Visit two of Long Island’s aging power plants, find out how they are killing fish and what you can do about it.
Water use can take two forms - consumption or withdrawal. It's important to understand the difference between the two.
Arizona Senator Kyl spent his time writing a report not to promote the growing solar industry in his home state but to take a shot at utility-scale solar power.
In this slideshow, three residents share what Long Island’s marine waters mean to them and the community they live in, as well as their thoughts on the impact that old power plants have had on the marine environment.
A fish tale worth telling and hearing!
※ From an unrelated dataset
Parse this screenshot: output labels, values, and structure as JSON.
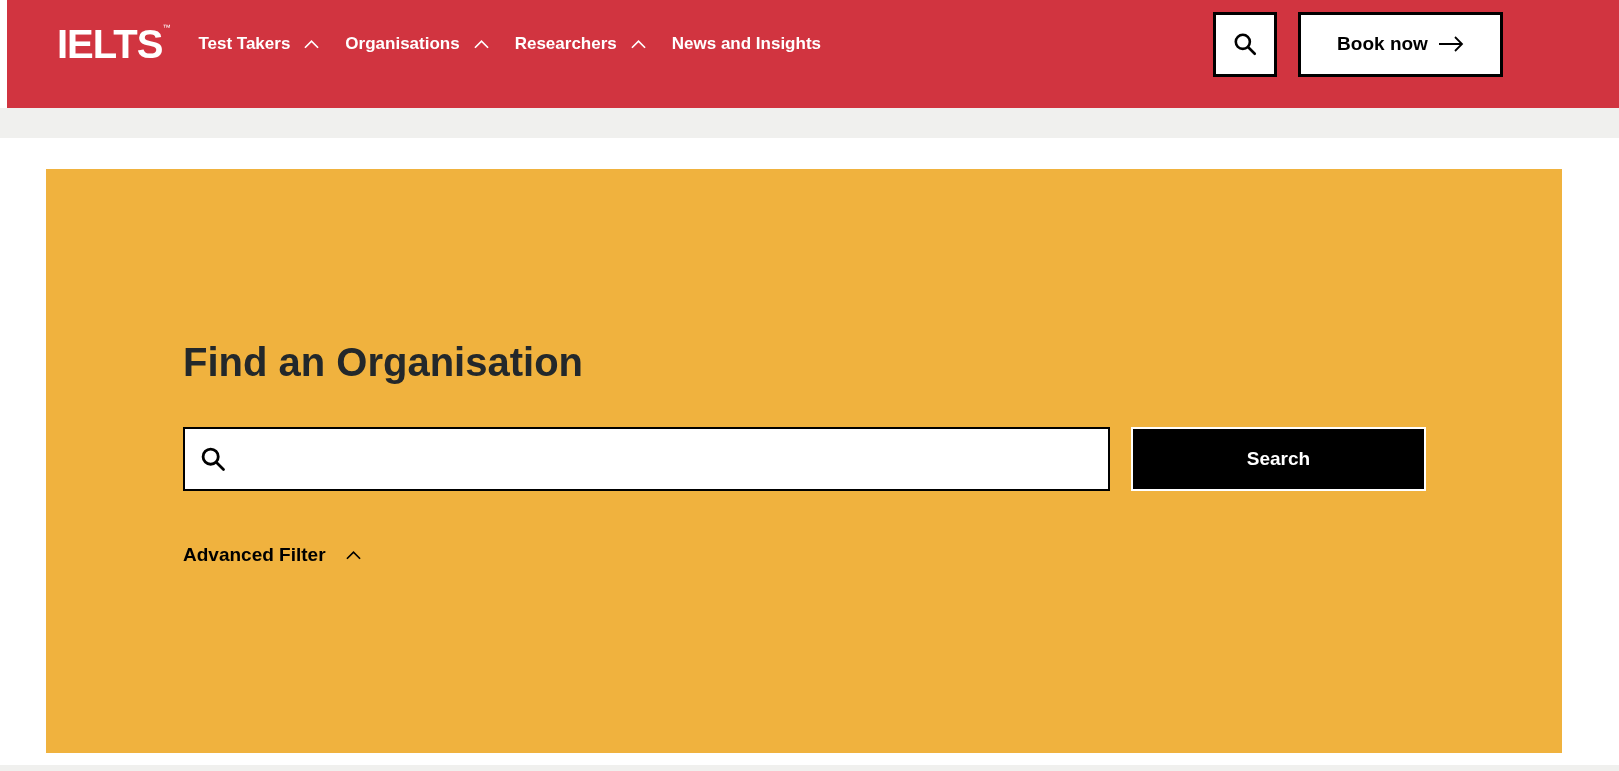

With a thirst for water that is almost insatiable, hundreds of the nation’s power plants are having a ripple effect on local aquatic food chains and ecosystems.
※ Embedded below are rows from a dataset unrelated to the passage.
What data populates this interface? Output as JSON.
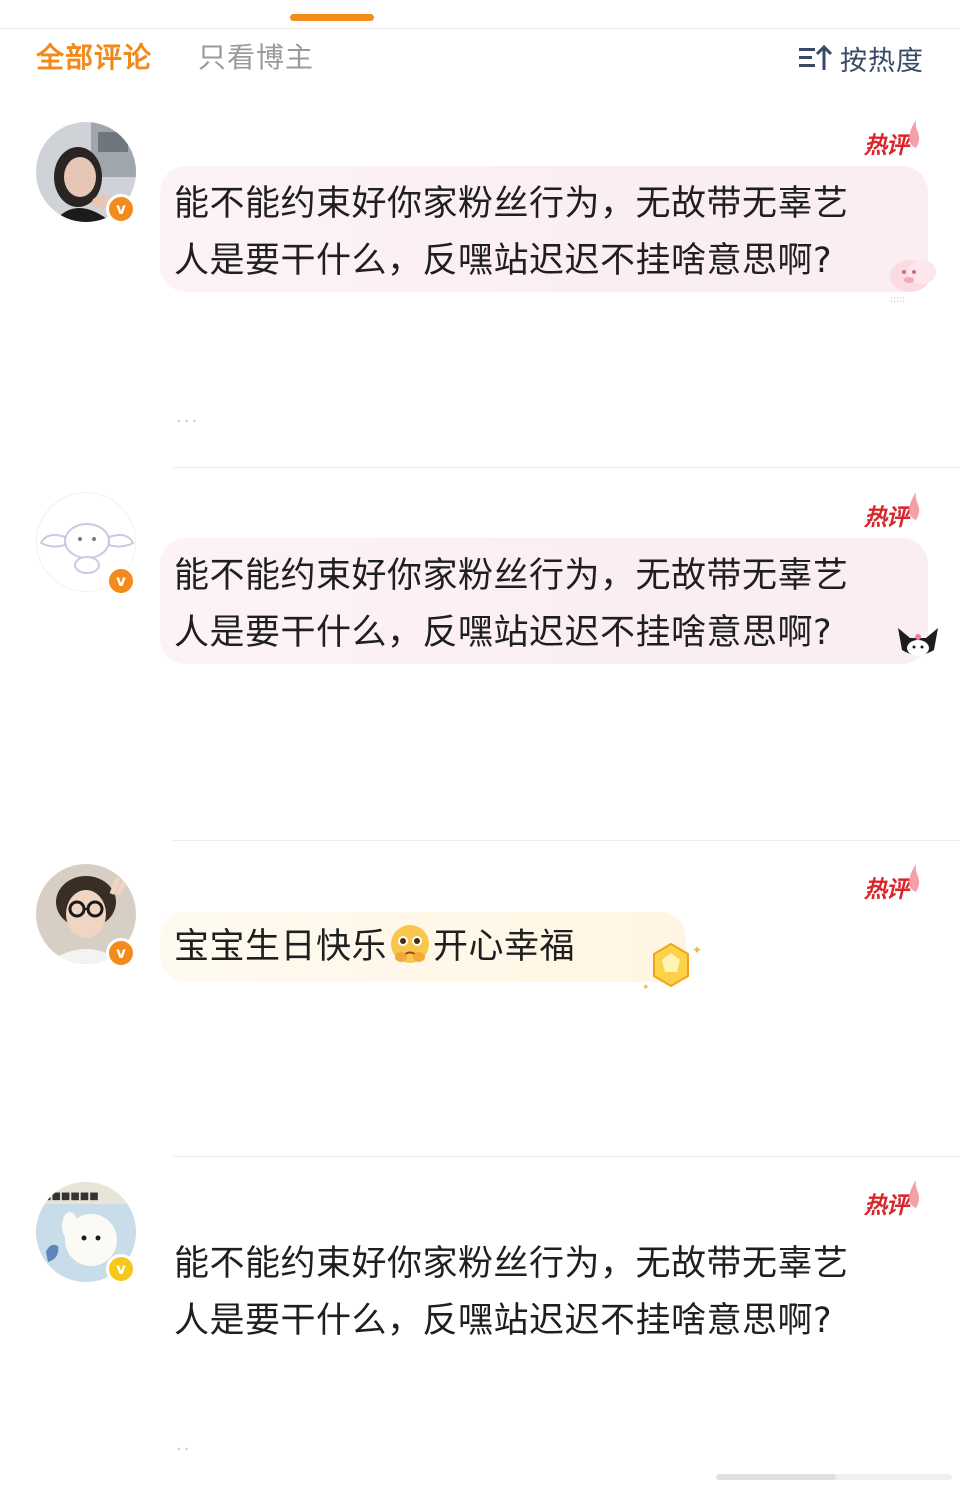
{
  "tabs": {
    "all_comments": "全部评论",
    "blogger_only": "只看博主",
    "sort_label": "按热度"
  },
  "hot_tag_label": "热评",
  "comments": [
    {
      "text_line1": "能不能约束好你家粉丝行为，无故带无辜艺",
      "text_line2": "人是要干什么，反嘿站迟迟不挂啥意思啊?",
      "more": "..."
    },
    {
      "text_line1": "能不能约束好你家粉丝行为，无故带无辜艺",
      "text_line2": "人是要干什么，反嘿站迟迟不挂啥意思啊?"
    },
    {
      "text_before_emoji": "宝宝生日快乐",
      "emoji": "pleading-face-emoji",
      "text_after_emoji": "开心幸福"
    },
    {
      "text_line1": "能不能约束好你家粉丝行为，无故带无辜艺",
      "text_line2": "人是要干什么，反嘿站迟迟不挂啥意思啊?",
      "more": ".."
    }
  ],
  "colors": {
    "accent": "#f28b1b",
    "hot_tag": "#d9262d",
    "tab_inactive": "#9a9a9a",
    "text": "#1f1f1f"
  },
  "icons": [
    "sort-icon",
    "verified-badge-icon",
    "hot-flame-icon",
    "pleading-face-emoji",
    "crown-badge-icon",
    "kuromi-sticker-icon",
    "pig-sticker-icon"
  ]
}
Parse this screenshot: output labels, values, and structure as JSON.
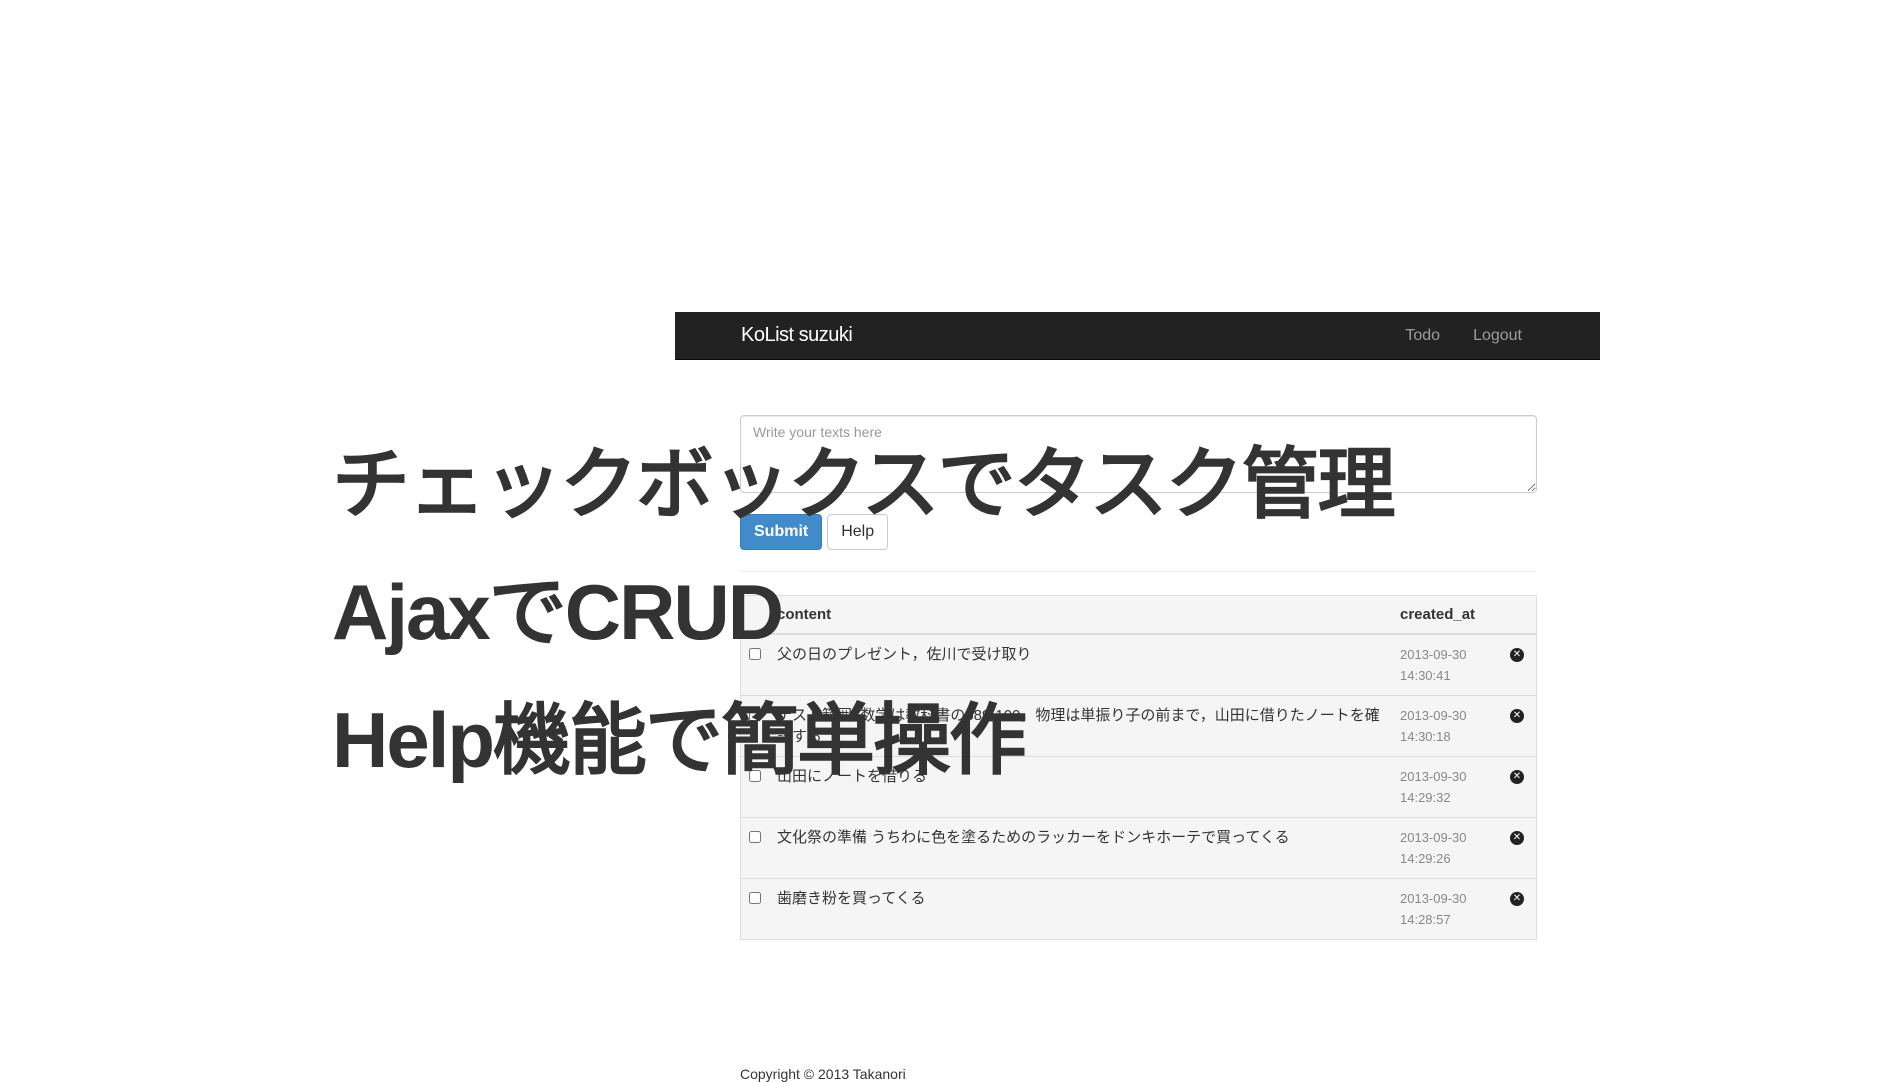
{
  "navbar": {
    "brand": "KoList suzuki",
    "links": [
      "Todo",
      "Logout"
    ]
  },
  "form": {
    "placeholder": "Write your texts here",
    "submit_label": "Submit",
    "help_label": "Help"
  },
  "table": {
    "headers": {
      "content": "content",
      "created_at": "created_at"
    },
    "rows": [
      {
        "content": "父の日のプレゼント，佐川で受け取り",
        "created_date": "2013-09-30",
        "created_time": "14:30:41"
      },
      {
        "content": "テスト範囲: 数学は教科書のp89-100，物理は単振り子の前まで，山田に借りたノートを確認する",
        "created_date": "2013-09-30",
        "created_time": "14:30:18"
      },
      {
        "content": "山田にノートを借りる",
        "created_date": "2013-09-30",
        "created_time": "14:29:32"
      },
      {
        "content": "文化祭の準備 うちわに色を塗るためのラッカーをドンキホーテで買ってくる",
        "created_date": "2013-09-30",
        "created_time": "14:29:26"
      },
      {
        "content": "歯磨き粉を買ってくる",
        "created_date": "2013-09-30",
        "created_time": "14:28:57"
      }
    ]
  },
  "footer": {
    "copyright": "Copyright © 2013 Takanori"
  },
  "overlay": {
    "lines": [
      "チェックボックスでタスク管理",
      "AjaxでCRUD",
      "Help機能で簡単操作"
    ]
  },
  "icons": {
    "delete": "remove-sign-icon"
  },
  "colors": {
    "navbar_bg": "#222222",
    "primary": "#428bca",
    "table_bg": "#f5f5f5"
  }
}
"Where the hell is that Roadmap Report?" is the question people keep asking Sandia Lab’s Mike Hightower. The DOE has returned the report an astounding 22 times.
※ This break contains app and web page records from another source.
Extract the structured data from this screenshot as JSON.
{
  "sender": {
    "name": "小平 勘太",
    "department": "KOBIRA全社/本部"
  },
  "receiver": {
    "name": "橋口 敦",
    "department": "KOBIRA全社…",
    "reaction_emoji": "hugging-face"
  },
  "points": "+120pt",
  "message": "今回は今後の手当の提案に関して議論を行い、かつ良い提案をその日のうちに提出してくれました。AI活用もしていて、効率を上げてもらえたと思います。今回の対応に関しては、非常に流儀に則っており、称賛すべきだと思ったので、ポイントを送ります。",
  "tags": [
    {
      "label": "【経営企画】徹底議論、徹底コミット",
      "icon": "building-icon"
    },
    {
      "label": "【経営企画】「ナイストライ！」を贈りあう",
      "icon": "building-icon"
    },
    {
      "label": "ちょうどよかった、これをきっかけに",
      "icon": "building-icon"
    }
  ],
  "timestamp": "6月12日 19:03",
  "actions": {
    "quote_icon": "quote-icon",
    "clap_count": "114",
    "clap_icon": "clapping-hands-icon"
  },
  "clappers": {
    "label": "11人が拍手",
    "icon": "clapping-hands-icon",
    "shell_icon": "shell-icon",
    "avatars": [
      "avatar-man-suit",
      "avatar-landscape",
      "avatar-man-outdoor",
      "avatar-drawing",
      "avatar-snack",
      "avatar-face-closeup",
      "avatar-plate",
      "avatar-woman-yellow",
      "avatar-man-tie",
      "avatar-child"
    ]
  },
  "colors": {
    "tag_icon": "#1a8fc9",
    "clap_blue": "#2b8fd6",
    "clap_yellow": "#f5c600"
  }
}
Water neutrality, or net-zero water use, is problematic because it is inherently incoherent. Water neutral - even by its own definition - doesn't mean that the water footprint is zero.
Thirsty power plants are spurring engineers to consider some unusual strategies to keep the lights on, like using the water that’s pouring down drains and toilets.
What will it take to convince the federal government that water and energy are tightly intertwined...and therefore their respective planning and policy must be closely linked?
While working as a contractor at a Long Island-based power plant, Rob Weltner witnessed firsthand the devastating impact that the facility’s outdated cooling water intake system can have on aquatic life.
Fracking - the hottest topic on the energy front - is now on fire with the arrival of summer. The month of June saw three bans, one ban reversal, a disclosure law and gift to the gas industry.
Jellyfish are drawing international attention with their recent power plant hijinks, but don’t blame them for causing mayhem. We've opened the door for jellies to spread, thrive and drive us crazy.
Keeping blackouts at bay is no doubt a stressful job. But a new NERC report is wrong in finding that cooling water rules could threaten grid reliability.
It’s official (or as close as it can get): Oil and gas operations, like those involved in hydraulic fracturing (fracking), can cause earthquakes, according to upcoming study from the highly esteemed U.S. Geological Survey (USGS).
Although unseen, millions of gallons of water go into the products we buy and use, which makes consumer awareness an important step towards water conservation.
Many people know that power plants are a major source of air pollution and greenhouse gasses; however, few are aware that many of those same plants kill and injure fish and other aquatic life.